> _Exercise prompt_: Copies of all lines that contain "Property" are needed; take them from the data below.

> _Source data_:
--- --- ---

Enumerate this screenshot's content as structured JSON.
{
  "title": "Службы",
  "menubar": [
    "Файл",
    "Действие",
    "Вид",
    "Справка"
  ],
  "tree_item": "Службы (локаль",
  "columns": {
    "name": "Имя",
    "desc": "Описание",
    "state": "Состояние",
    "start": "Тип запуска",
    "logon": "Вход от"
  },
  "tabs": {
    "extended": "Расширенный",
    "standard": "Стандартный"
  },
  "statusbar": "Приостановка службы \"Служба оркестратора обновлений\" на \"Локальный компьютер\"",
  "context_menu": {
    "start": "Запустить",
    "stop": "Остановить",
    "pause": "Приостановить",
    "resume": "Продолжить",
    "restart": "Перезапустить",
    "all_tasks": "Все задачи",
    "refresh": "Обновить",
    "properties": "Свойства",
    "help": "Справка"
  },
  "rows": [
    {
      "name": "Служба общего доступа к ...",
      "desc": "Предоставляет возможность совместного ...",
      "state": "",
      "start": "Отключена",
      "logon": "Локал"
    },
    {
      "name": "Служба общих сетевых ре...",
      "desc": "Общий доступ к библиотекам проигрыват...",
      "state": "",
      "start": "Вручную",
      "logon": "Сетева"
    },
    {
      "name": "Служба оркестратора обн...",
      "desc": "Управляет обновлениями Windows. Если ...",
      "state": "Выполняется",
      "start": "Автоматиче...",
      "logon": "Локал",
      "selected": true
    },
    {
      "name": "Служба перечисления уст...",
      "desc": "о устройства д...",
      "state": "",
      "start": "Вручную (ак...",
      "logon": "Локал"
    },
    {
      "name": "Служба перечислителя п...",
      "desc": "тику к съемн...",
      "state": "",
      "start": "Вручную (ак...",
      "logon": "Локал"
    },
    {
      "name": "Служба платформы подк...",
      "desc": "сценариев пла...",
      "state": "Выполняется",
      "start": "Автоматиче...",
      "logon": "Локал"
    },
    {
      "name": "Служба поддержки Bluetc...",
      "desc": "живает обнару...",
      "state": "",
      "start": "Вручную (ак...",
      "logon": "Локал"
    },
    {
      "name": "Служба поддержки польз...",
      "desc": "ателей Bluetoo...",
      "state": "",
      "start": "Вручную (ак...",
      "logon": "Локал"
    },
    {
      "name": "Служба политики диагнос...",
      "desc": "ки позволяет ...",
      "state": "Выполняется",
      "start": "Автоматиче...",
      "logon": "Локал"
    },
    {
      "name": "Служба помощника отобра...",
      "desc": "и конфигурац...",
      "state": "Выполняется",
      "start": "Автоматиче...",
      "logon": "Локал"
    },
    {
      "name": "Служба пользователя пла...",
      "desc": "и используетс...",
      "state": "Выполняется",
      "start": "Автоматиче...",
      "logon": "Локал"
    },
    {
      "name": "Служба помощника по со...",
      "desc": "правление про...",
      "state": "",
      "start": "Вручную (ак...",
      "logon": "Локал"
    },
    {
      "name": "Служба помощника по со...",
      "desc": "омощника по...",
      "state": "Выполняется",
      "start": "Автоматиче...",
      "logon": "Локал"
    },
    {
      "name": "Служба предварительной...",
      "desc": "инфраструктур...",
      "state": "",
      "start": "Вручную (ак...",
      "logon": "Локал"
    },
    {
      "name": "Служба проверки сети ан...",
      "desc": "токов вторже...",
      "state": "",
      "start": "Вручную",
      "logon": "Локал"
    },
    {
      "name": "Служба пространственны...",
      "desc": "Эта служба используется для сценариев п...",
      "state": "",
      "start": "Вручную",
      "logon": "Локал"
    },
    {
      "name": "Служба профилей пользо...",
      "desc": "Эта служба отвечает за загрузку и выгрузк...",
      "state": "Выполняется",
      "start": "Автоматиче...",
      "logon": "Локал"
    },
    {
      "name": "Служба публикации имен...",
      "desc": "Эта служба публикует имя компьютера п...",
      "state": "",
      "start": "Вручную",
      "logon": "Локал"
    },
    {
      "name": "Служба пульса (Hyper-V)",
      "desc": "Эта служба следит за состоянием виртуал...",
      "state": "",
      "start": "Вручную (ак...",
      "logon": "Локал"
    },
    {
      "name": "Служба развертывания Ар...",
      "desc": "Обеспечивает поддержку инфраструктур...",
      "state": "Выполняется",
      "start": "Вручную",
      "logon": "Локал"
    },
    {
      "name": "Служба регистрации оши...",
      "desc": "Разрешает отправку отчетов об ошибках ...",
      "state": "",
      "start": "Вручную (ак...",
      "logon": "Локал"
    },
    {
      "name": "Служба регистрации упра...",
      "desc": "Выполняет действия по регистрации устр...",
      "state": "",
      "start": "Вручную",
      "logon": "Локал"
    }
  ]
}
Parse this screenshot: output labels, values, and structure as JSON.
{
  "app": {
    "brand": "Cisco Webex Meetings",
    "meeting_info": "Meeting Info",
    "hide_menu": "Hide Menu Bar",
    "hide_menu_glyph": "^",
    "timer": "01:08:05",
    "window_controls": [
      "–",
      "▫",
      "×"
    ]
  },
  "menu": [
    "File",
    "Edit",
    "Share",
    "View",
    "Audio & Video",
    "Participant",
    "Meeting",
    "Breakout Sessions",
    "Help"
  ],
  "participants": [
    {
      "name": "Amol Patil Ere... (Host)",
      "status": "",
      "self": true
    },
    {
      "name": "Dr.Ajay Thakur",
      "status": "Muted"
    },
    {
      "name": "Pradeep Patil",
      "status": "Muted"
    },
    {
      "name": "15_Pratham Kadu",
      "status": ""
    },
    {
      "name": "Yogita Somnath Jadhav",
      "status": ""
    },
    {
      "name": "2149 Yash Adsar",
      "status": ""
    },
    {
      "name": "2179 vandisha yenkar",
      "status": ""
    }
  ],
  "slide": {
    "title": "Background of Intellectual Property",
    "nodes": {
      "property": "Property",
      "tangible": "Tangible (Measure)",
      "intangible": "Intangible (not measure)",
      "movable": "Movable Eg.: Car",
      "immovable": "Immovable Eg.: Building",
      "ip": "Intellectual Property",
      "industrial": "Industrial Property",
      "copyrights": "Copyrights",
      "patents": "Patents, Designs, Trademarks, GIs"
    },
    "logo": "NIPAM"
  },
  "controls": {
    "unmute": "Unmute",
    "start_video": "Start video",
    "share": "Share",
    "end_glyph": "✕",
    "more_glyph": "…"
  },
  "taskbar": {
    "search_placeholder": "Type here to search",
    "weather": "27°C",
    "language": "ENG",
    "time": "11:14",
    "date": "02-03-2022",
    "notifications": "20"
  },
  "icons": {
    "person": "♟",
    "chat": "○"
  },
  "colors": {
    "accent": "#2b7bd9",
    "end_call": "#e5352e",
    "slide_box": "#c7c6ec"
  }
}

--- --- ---

> _Answer to the exercise_:
    "title": "Background of Intellectual Property",
      "property": "Property",
      "ip": "Intellectual Property",
      "industrial": "Industrial Property",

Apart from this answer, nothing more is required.